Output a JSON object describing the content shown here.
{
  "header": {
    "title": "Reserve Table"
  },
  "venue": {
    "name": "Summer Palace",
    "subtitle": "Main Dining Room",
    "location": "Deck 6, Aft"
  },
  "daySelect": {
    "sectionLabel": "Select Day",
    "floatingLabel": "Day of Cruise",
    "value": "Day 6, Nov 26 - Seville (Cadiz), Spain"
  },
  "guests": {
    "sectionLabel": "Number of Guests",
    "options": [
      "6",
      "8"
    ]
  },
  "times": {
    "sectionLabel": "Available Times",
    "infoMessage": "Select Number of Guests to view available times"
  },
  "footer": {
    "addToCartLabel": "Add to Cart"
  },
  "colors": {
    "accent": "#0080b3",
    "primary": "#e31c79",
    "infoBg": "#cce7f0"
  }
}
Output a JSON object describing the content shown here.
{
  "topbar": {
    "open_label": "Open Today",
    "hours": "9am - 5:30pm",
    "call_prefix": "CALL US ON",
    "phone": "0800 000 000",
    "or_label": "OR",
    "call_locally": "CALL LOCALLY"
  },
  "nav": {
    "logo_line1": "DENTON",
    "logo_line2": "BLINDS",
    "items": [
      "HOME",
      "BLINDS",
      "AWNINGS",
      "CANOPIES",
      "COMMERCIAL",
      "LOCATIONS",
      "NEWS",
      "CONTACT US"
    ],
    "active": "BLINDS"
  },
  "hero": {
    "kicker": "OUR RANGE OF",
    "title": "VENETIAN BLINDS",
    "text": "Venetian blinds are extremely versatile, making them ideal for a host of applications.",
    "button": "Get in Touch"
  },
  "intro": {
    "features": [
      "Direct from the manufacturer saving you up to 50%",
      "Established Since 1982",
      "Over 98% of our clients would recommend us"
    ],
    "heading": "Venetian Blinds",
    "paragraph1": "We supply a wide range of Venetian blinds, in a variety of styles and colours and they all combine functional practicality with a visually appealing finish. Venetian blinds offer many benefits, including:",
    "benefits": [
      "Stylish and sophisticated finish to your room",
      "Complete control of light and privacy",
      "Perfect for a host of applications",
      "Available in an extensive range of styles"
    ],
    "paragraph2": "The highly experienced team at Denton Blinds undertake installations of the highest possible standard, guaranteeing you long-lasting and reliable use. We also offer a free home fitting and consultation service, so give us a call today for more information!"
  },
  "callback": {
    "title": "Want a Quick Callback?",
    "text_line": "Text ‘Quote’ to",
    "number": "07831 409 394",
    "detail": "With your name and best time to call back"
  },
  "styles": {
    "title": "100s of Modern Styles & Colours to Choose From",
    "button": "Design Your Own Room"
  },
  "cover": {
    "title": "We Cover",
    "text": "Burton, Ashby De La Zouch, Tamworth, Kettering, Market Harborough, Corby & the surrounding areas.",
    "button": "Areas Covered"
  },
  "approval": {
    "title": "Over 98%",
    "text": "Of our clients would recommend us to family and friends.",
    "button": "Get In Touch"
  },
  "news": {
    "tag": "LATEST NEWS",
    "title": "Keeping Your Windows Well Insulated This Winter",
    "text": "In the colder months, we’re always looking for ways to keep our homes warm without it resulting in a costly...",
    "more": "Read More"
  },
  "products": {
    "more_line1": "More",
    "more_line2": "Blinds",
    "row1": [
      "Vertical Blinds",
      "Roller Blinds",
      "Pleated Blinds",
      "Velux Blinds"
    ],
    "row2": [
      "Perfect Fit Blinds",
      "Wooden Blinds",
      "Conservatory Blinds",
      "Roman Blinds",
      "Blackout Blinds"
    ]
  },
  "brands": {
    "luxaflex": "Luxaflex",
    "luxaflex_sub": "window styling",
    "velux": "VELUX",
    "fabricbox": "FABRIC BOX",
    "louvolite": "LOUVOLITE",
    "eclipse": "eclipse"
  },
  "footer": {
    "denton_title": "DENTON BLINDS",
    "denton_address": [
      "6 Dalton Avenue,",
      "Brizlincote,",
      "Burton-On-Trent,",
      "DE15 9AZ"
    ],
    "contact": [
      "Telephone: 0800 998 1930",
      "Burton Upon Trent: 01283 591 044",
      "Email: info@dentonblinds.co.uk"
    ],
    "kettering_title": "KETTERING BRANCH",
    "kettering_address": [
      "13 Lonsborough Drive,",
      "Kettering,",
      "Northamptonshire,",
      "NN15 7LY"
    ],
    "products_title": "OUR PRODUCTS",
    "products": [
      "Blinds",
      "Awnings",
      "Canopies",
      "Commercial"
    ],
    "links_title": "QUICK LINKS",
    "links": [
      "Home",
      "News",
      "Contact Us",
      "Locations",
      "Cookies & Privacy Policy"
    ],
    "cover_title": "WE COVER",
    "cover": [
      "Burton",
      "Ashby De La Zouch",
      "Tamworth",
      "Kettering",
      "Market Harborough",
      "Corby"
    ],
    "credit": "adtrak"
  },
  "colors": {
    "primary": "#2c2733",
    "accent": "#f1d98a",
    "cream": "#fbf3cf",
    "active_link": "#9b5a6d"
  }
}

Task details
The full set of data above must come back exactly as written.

Solution below
Output a JSON object describing the content shown here.
{
  "header": {
    "title": "Reserve Table"
  },
  "venue": {
    "name": "Summer Palace",
    "subtitle": "Main Dining Room",
    "location": "Deck 6, Aft"
  },
  "daySelect": {
    "sectionLabel": "Select Day",
    "floatingLabel": "Day of Cruise",
    "value": "Day 6, Nov 26 - Seville (Cadiz), Spain"
  },
  "guests": {
    "sectionLabel": "Number of Guests",
    "options": [
      "6",
      "8"
    ]
  },
  "times": {
    "sectionLabel": "Available Times",
    "infoMessage": "Select Number of Guests to view available times"
  },
  "footer": {
    "addToCartLabel": "Add to Cart"
  },
  "colors": {
    "accent": "#0080b3",
    "primary": "#e31c79",
    "infoBg": "#cce7f0"
  }
}
Output a JSON object describing the content shown here.
{
  "topbar": {
    "open_label": "Open Today",
    "hours": "9am - 5:30pm",
    "call_prefix": "CALL US ON",
    "phone": "0800 000 000",
    "or_label": "OR",
    "call_locally": "CALL LOCALLY"
  },
  "nav": {
    "logo_line1": "DENTON",
    "logo_line2": "BLINDS",
    "items": [
      "HOME",
      "BLINDS",
      "AWNINGS",
      "CANOPIES",
      "COMMERCIAL",
      "LOCATIONS",
      "NEWS",
      "CONTACT US"
    ],
    "active": "BLINDS"
  },
  "hero": {
    "kicker": "OUR RANGE OF",
    "title": "VENETIAN BLINDS",
    "text": "Venetian blinds are extremely versatile, making them ideal for a host of applications.",
    "button": "Get in Touch"
  },
  "intro": {
    "features": [
      "Direct from the manufacturer saving you up to 50%",
      "Established Since 1982",
      "Over 98% of our clients would recommend us"
    ],
    "heading": "Venetian Blinds",
    "paragraph1": "We supply a wide range of Venetian blinds, in a variety of styles and colours and they all combine functional practicality with a visually appealing finish. Venetian blinds offer many benefits, including:",
    "benefits": [
      "Stylish and sophisticated finish to your room",
      "Complete control of light and privacy",
      "Perfect for a host of applications",
      "Available in an extensive range of styles"
    ],
    "paragraph2": "The highly experienced team at Denton Blinds undertake installations of the highest possible standard, guaranteeing you long-lasting and reliable use. We also offer a free home fitting and consultation service, so give us a call today for more information!"
  },
  "callback": {
    "title": "Want a Quick Callback?",
    "text_line": "Text ‘Quote’ to",
    "number": "07831 409 394",
    "detail": "With your name and best time to call back"
  },
  "styles": {
    "title": "100s of Modern Styles & Colours to Choose From",
    "button": "Design Your Own Room"
  },
  "cover": {
    "title": "We Cover",
    "text": "Burton, Ashby De La Zouch, Tamworth, Kettering, Market Harborough, Corby & the surrounding areas.",
    "button": "Areas Covered"
  },
  "approval": {
    "title": "Over 98%",
    "text": "Of our clients would recommend us to family and friends.",
    "button": "Get In Touch"
  },
  "news": {
    "tag": "LATEST NEWS",
    "title": "Keeping Your Windows Well Insulated This Winter",
    "text": "In the colder months, we’re always looking for ways to keep our homes warm without it resulting in a costly...",
    "more": "Read More"
  },
  "products": {
    "more_line1": "More",
    "more_line2": "Blinds",
    "row1": [
      "Vertical Blinds",
      "Roller Blinds",
      "Pleated Blinds",
      "Velux Blinds"
    ],
    "row2": [
      "Perfect Fit Blinds",
      "Wooden Blinds",
      "Conservatory Blinds",
      "Roman Blinds",
      "Blackout Blinds"
    ]
  },
  "brands": {
    "luxaflex": "Luxaflex",
    "luxaflex_sub": "window styling",
    "velux": "VELUX",
    "fabricbox": "FABRIC BOX",
    "louvolite": "LOUVOLITE",
    "eclipse": "eclipse"
  },
  "footer": {
    "denton_title": "DENTON BLINDS",
    "denton_address": [
      "6 Dalton Avenue,",
      "Brizlincote,",
      "Burton-On-Trent,",
      "DE15 9AZ"
    ],
    "contact": [
      "Telephone: 0800 998 1930",
      "Burton Upon Trent: 01283 591 044",
      "Email: info@dentonblinds.co.uk"
    ],
    "kettering_title": "KETTERING BRANCH",
    "kettering_address": [
      "13 Lonsborough Drive,",
      "Kettering,",
      "Northamptonshire,",
      "NN15 7LY"
    ],
    "products_title": "OUR PRODUCTS",
    "products": [
      "Blinds",
      "Awnings",
      "Canopies",
      "Commercial"
    ],
    "links_title": "QUICK LINKS",
    "links": [
      "Home",
      "News",
      "Contact Us",
      "Locations",
      "Cookies & Privacy Policy"
    ],
    "cover_title": "WE COVER",
    "cover": [
      "Burton",
      "Ashby De La Zouch",
      "Tamworth",
      "Kettering",
      "Market Harborough",
      "Corby"
    ],
    "credit": "adtrak"
  },
  "colors": {
    "primary": "#2c2733",
    "accent": "#f1d98a",
    "cream": "#fbf3cf",
    "active_link": "#9b5a6d"
  }
}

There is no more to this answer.